Background reading is a crucial part of any research placement, and so I have also read a few papers this week (one of which I have reviewed here). This is something I have not needed to do before in as much depth as I am doing now, so this is very good experience for me to gain. Understanding them takes up a lot of time, since most of them are written for people with more knowledge than me, and it is taking me a while to get used to the style of the language that the authors use. As part of our internship, we each need to present two papers in front of our supervisor and peers, and I have been preparing for that a lot this week as well. I had the aim of presenting it this week as well, but that shall have to wait until next Thursday now due to the NAM conference. However, it also contains lots of information relevant to Umar’s and my project, since it looks at another high redshift Lyman-alpha emitting galaxy, and there are many comparisons I can draw.
Starting a week later than most of the other interns, I was worried about being so far behind. However, I quickly settled in and realised that we were all on the same page.
On my first day, I had an introduction to the various software I would be using over the course of the internship. This software includes Topcat and ds9. Topcat is designed for analysing lots of astronomical data, and ds9 is designed for viewing images. I had never heard of either of these before, but was looking forward to becoming competent in them.
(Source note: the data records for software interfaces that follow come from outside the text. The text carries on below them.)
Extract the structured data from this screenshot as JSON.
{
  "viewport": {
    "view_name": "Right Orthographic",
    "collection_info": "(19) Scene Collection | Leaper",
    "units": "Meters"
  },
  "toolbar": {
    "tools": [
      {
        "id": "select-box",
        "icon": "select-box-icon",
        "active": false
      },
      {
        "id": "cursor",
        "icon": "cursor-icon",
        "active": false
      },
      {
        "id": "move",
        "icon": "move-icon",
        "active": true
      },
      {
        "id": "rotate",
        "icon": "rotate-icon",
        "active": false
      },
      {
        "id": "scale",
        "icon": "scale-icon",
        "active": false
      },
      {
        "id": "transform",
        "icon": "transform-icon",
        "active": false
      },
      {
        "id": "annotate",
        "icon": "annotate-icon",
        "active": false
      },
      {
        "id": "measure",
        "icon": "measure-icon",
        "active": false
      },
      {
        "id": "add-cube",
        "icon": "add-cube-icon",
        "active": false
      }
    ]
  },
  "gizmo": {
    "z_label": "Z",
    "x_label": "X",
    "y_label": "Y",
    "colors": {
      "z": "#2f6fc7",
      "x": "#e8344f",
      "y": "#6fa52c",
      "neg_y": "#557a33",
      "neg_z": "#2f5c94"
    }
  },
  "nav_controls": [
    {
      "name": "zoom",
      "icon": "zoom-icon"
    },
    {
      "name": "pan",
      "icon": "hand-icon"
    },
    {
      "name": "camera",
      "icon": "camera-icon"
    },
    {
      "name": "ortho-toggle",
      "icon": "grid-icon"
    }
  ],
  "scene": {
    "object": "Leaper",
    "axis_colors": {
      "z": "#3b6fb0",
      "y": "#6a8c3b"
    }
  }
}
My partner for this project, Umar, had been working on his other project (CLOUDY simulations) over the previous week and so we were both starting at the same place for this project. The idea for this week was to get used to handling the data and become accustomed to the new software. I was looking at the spectrum of CR7, which can tell us what ions are present in the galaxy by looking at what wavelengths of radiation are present. However, there is a lot of background noise when trying to read values off the spectrum, and so the aim is to find the Signal-to-Noise ratio (SNR). This is done by dividing the apparent signal by the background noise. I started off by taking a spectrum along one line of pixels where the galaxy lay, and then another one with no apparent source, and using the second line as my background noise. I soon found out this was not a good choice of method, and so another way had to be found.
The next few days were spent trying to find the standard deviation of the noise by looking at several rows of pixels with no apparent source and finding the standard deviation at each relevant wavelength (for example, a high flux at 1484.4Å indicates NIV). This was then used as the background noise and from there, a more accurate SNR could be calculated for each wavelength.